It is more likely than not that 2020 will be the last season in which Corey Davis will be playing in a Titans uniform. After being selected fifth overall in the 2017 NFL Draft, Davis has not played up to his billing. And it is no secret that the team has not been impressed.
Back in May, Titans’ GM Jon Robinson elected not to exercise Davis’ fifth-year option, which would carry a salary over $15 million for the young wide receiver.
While he understands the business side of the decision, Davis’ only focus is on the season at hand. “Now I’m just focused on me and this team,” he said. “I’m obviously still a Titan for another year. [I’ve] got a lot to improve on, so I’m just focusing on getting better and doing what I can to help this team out.”
Not sure how well you can see this, but nice one-handed grab by Corey Davis. pic.twitter.com/em54fW8Jhr
— John Glennon (@glennonsports) August 18, 2020
Davis’ inconsistent play on the field coupled with the inability to stay healthy has hindered his chances of sticking with the team following this year.
If Davis performs poorly, the Titans will kick the tires on the pass catcher and look to the 2021 NFL Draft to find his replacement. If Davis exceeds expectations, he could expect multiple teams to come in with offers higher than the Titans would prefer to pay a shaky WR2.
Davis’ injury history has worked against him during his tenure in Tennessee. His rookie season was abbreviated due to a hamstring injury that sidelined him for five games. Most recently, Davis is fresh from an offseason toe surgery that he hopes will help his performance on the field. During the 2019 season, with the injured toe, he amassed 43 catches for 601 yards and two touchdowns.
The 1,000-yard mark to a wide receiver is equivalent to the blue checkmark for a Twitter user. It provides status and credibility. While the more difficult feat is obviously hauling in four digits worth of receiving yards, they both share the same unspoken sentiment. In achieving each feat there is an automatic elevation in where one stands amongst their peers.
Whether that assessment of judgment is right or not, that is just the way the world operates. There are clear exceptions to the rule… I’m looking at you, Geoff Schwartz. You too, Kenny Britt.
— Erik Bacharach (@ErikBacharach) August 20, 2020
Davis has yet to eclipse that benchmark in three years with the Titans. He has only found the end zone on six occasions in the same time period. Titans fans have grown restless when Davis’ name comes up in conversation. And rightfully so.
With 2020 being a contract year, Davis knows the pressure to produce is heavier now than it has been in his short career. But every time Davis is put in front of cameras, he looks comfortable. And Tuesday’s media availability was no different. Davis is taking a more relaxed approach to this season and it is possible that this newfound mindset benefits him in a way that will provide a pay day next offseason.
“My mindset is different,” said Davis on how he plans to handle the pressure this year.

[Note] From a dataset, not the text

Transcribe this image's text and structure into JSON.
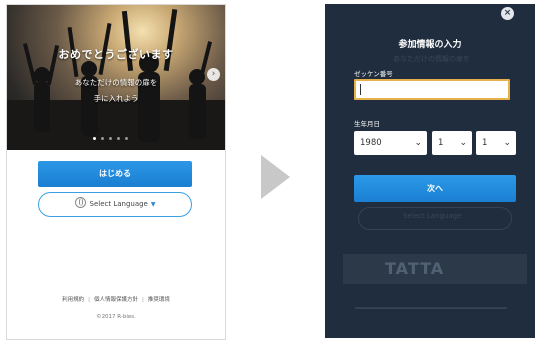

“I tend to put way too much pressure on myself and expect a lot out of myself because I know what I’m capable of doing. Some things you just got to put in God’s hands and go out there and play fast and control what you can control.”
Featured image courtesy of Christopher Hanewinckel/USA TODAY Sports